Work to complete >> In the records that follow, find each line with "JSON" and pull it out.

(Provided data)

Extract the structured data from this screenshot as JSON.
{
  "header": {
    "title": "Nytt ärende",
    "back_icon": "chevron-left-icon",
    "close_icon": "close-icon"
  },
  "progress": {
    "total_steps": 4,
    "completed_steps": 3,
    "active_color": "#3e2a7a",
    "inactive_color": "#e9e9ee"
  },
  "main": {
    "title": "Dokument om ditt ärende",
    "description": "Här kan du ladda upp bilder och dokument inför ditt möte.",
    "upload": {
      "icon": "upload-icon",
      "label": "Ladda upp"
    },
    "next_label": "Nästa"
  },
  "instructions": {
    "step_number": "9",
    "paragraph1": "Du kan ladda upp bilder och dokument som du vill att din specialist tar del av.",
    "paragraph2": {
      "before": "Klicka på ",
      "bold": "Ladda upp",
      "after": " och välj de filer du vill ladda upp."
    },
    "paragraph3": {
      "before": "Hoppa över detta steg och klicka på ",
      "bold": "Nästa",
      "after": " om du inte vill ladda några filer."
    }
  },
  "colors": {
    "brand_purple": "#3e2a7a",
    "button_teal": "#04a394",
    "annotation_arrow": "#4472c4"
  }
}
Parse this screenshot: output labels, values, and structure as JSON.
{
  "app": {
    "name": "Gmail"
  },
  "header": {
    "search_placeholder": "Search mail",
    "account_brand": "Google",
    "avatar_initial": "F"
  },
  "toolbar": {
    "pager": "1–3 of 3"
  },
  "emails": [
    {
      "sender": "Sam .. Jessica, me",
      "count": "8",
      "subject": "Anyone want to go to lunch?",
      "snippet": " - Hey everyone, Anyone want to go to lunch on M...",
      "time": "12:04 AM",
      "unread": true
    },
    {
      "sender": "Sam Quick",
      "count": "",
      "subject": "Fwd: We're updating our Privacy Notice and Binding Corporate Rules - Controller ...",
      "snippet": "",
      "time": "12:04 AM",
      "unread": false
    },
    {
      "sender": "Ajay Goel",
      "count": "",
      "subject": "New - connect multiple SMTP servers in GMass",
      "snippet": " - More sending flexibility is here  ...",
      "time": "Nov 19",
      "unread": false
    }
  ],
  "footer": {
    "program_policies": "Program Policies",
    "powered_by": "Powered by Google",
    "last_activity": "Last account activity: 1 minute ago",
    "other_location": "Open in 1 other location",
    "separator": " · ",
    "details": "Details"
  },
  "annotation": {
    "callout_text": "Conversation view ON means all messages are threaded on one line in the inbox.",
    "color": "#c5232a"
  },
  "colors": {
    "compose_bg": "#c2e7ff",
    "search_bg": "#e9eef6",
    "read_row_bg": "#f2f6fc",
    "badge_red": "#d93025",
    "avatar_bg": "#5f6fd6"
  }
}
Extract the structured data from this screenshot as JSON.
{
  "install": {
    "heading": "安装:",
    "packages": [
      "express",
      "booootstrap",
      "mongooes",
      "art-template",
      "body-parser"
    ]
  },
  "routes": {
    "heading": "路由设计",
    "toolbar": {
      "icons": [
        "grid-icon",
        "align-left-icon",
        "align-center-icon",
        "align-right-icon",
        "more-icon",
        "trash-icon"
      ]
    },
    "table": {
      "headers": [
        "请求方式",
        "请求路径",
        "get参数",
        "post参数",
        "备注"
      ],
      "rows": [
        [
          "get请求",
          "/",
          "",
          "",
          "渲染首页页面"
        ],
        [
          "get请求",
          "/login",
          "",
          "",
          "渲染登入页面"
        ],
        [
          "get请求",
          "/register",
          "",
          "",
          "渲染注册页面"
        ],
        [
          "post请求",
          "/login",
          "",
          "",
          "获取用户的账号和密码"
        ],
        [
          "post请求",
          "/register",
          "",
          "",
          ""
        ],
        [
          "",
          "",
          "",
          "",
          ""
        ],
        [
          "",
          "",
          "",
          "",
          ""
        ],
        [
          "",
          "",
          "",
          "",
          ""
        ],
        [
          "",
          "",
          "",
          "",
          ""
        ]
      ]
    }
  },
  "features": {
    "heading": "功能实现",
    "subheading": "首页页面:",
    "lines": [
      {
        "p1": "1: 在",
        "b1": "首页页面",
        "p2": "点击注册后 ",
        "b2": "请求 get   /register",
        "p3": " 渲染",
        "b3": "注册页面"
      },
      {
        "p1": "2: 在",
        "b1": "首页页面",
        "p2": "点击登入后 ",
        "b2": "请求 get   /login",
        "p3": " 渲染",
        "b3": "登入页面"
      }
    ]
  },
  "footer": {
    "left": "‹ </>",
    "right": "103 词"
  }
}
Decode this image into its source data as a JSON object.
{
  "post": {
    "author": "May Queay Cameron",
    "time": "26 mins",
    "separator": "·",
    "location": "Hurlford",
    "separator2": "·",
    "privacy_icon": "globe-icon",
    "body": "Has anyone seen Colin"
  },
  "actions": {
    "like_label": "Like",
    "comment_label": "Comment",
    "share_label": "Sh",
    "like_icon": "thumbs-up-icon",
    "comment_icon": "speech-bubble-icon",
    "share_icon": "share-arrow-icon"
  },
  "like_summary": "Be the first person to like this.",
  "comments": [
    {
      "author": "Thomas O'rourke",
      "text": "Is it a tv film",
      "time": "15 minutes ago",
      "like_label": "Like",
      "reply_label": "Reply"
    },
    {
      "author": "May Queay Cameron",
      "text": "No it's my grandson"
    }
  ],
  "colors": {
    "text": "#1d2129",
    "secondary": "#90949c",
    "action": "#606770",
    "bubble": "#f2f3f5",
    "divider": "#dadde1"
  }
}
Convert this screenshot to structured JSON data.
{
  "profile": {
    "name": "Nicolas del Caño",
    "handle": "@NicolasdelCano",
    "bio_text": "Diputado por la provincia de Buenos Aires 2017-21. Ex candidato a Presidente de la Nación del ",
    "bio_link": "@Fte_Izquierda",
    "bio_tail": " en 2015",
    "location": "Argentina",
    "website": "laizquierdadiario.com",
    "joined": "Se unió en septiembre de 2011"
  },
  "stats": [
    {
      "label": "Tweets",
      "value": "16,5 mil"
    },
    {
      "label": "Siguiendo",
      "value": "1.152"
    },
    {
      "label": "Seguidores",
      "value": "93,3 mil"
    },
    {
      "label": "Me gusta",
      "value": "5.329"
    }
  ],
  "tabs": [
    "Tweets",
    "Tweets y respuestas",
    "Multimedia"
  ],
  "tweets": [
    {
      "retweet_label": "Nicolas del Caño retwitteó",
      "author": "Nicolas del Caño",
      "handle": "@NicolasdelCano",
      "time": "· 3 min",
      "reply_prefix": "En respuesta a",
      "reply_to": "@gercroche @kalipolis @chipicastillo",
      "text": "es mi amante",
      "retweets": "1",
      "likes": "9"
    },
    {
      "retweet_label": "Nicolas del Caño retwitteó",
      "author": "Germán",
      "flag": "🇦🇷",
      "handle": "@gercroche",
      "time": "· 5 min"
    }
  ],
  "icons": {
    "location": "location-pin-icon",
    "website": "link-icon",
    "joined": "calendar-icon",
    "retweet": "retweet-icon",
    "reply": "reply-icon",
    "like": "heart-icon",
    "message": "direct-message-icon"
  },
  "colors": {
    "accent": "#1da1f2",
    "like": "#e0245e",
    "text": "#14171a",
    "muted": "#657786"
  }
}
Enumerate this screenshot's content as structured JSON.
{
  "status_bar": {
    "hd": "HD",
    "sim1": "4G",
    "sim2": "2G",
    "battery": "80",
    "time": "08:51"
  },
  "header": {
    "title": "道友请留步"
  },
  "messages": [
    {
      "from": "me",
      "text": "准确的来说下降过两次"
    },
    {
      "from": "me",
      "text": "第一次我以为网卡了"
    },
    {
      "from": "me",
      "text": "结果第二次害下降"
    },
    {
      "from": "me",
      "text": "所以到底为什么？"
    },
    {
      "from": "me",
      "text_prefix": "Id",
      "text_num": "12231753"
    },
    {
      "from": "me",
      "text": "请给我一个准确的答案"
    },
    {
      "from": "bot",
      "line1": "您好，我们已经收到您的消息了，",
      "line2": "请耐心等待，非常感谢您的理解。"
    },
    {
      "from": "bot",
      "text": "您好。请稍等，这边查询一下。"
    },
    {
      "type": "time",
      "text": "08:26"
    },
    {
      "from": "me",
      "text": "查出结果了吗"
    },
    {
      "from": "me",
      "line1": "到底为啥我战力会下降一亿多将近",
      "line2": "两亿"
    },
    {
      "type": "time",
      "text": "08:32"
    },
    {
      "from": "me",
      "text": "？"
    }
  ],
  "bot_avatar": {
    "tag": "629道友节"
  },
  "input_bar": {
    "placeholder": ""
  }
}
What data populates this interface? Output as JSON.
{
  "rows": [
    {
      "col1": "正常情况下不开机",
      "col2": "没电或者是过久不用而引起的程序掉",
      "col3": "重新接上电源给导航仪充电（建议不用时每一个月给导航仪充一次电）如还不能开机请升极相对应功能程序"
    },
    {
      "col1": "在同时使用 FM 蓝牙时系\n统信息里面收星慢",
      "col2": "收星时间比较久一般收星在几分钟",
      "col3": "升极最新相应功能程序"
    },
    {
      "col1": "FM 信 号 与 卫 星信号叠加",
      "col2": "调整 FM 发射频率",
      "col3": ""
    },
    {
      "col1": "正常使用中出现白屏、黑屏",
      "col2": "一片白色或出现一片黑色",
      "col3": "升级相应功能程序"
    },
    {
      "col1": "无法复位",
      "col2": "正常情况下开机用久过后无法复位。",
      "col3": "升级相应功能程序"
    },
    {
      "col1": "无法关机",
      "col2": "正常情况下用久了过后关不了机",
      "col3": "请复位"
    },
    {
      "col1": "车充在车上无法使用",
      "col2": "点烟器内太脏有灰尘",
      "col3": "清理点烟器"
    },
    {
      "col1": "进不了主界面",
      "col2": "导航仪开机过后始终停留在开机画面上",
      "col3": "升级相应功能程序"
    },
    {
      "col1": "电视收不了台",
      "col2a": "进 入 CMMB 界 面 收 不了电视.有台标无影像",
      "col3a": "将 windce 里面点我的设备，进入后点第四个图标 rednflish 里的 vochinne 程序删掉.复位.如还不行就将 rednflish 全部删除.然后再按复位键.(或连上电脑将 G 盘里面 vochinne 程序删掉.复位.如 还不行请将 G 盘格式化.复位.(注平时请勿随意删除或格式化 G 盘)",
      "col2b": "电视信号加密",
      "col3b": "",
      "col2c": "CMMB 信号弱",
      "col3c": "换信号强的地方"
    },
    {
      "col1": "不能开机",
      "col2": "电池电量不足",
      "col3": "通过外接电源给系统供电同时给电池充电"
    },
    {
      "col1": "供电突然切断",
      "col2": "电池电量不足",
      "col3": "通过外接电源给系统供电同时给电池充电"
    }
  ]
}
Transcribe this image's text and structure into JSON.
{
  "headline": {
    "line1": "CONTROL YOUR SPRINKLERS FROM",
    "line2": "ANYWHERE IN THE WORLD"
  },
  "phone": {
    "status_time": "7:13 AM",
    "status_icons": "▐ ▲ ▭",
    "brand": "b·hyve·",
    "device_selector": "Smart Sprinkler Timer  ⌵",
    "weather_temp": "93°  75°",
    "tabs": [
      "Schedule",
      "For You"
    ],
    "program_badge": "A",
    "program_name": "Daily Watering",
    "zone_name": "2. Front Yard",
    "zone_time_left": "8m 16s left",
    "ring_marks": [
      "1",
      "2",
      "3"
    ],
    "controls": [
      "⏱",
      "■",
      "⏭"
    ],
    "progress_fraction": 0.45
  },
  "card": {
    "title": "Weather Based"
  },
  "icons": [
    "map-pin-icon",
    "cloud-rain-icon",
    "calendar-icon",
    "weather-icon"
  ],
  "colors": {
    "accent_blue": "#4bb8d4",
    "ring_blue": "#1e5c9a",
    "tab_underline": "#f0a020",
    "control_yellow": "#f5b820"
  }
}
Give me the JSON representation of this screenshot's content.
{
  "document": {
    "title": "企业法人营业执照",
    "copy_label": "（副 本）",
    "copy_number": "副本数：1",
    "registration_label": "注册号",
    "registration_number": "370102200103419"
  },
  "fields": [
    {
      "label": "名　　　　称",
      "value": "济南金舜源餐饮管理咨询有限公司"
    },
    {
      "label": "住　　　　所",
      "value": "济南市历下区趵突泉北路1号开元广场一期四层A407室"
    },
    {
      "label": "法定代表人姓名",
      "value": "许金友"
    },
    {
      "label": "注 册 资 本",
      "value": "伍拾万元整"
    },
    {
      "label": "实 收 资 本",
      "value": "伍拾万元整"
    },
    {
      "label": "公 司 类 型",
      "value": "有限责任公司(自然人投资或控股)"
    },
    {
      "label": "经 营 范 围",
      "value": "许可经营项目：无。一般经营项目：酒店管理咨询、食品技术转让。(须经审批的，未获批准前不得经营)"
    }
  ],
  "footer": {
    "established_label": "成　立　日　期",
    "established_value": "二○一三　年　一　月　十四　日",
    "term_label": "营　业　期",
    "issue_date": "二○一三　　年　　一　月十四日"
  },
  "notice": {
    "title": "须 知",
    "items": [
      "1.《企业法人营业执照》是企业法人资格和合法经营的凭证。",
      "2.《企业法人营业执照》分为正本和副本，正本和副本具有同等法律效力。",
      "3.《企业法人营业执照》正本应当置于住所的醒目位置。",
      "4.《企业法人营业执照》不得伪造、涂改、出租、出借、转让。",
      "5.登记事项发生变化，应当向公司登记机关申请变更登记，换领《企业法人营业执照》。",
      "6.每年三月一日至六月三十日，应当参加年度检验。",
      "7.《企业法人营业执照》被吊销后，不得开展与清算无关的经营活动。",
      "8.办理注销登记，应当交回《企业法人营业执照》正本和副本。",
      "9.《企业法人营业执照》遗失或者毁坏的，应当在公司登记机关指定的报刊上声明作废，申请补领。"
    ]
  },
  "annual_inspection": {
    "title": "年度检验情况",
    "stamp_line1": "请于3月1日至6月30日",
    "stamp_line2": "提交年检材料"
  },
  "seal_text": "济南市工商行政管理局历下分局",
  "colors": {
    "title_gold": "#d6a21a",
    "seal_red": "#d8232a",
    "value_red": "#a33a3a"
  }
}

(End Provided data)

Exercise answer >>
Extract the structured data from this screenshot as JSON.
Parse this screenshot: output labels, values, and structure as JSON.
Extract the structured data from this screenshot as JSON.
Decode this image into its source data as a JSON object.
Convert this screenshot to structured JSON data.
Enumerate this screenshot's content as structured JSON.
What data populates this interface? Output as JSON.
Transcribe this image's text and structure into JSON.
Give me the JSON representation of this screenshot's content.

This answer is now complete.